### Your instructions:
Note each line of the entries that includes "gear". Then copy those lines.

[Stored entries]
===============

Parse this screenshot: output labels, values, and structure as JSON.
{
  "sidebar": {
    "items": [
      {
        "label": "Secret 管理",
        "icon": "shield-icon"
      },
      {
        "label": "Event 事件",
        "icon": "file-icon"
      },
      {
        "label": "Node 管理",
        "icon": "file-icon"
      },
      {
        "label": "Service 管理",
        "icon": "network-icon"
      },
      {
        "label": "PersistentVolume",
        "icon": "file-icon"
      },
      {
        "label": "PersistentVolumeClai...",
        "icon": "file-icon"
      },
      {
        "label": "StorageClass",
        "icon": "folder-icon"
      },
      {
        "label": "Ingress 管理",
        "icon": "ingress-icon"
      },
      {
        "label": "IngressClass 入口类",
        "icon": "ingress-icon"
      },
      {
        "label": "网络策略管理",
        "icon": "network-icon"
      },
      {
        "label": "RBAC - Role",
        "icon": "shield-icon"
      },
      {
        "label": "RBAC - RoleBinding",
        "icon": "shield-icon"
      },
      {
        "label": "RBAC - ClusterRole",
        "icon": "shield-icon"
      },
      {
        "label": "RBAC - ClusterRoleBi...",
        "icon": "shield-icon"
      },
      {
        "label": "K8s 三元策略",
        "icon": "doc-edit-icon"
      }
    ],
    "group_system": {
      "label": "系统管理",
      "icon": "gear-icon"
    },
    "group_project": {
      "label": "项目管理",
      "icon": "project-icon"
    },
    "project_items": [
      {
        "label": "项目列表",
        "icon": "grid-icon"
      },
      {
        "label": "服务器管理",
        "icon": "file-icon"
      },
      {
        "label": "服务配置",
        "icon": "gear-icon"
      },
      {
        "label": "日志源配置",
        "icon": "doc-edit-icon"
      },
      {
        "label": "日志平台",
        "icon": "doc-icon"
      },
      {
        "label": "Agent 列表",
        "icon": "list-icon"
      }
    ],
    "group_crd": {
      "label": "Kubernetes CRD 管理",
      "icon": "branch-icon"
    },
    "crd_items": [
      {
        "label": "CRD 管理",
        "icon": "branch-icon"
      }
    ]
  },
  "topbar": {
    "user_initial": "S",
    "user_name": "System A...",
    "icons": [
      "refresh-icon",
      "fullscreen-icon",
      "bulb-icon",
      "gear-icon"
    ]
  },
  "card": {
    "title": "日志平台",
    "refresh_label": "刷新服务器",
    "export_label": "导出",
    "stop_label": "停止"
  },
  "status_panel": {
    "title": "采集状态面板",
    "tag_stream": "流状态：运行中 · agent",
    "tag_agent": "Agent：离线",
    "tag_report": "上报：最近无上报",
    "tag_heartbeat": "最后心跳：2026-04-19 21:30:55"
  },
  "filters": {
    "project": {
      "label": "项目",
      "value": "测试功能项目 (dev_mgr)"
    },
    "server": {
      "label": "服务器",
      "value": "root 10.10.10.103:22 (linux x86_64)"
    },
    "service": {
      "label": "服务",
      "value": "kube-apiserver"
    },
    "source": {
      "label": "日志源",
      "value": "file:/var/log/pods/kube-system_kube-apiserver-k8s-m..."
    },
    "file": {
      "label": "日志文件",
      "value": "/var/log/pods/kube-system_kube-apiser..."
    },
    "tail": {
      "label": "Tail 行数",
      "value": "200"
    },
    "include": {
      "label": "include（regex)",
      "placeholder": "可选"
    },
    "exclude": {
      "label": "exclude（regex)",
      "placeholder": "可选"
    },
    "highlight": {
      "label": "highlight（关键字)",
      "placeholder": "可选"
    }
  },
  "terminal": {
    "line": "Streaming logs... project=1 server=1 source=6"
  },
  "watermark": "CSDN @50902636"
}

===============

### Answer box:
      "icon": "gear-icon"
        "icon": "gear-icon"
      "gear-icon"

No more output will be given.